→ **How to complete this task**
From the data below, copy out every line in which the word "filename" occurs.
Content starts
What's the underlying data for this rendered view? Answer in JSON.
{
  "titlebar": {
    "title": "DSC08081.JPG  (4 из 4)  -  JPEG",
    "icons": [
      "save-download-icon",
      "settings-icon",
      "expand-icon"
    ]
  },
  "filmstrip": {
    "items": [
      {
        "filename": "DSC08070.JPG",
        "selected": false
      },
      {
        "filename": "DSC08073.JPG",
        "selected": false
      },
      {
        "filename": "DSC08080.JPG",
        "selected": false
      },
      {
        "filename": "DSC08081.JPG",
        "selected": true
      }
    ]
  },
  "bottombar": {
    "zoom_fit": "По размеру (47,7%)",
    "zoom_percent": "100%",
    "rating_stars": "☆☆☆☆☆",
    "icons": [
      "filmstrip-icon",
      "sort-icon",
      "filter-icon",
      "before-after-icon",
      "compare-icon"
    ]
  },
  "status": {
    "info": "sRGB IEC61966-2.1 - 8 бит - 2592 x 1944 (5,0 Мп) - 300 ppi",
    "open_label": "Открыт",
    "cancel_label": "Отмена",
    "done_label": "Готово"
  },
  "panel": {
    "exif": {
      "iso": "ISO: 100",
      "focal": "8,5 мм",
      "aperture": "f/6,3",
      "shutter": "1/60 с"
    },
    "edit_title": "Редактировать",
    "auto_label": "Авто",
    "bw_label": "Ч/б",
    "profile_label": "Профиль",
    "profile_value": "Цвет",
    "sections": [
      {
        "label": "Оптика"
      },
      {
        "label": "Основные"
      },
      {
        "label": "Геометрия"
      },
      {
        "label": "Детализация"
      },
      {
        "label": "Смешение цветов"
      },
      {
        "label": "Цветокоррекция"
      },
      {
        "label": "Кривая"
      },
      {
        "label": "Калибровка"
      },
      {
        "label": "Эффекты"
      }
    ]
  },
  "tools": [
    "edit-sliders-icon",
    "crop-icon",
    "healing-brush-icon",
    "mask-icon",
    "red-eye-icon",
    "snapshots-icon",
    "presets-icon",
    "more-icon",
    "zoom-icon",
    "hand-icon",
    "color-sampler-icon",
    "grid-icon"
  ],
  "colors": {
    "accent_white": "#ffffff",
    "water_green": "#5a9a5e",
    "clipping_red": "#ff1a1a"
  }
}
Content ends
→ **Response to this task**
        "filename": "DSC08070.JPG",
        "filename": "DSC08073.JPG",
        "filename": "DSC08080.JPG",
        "filename": "DSC08081.JPG",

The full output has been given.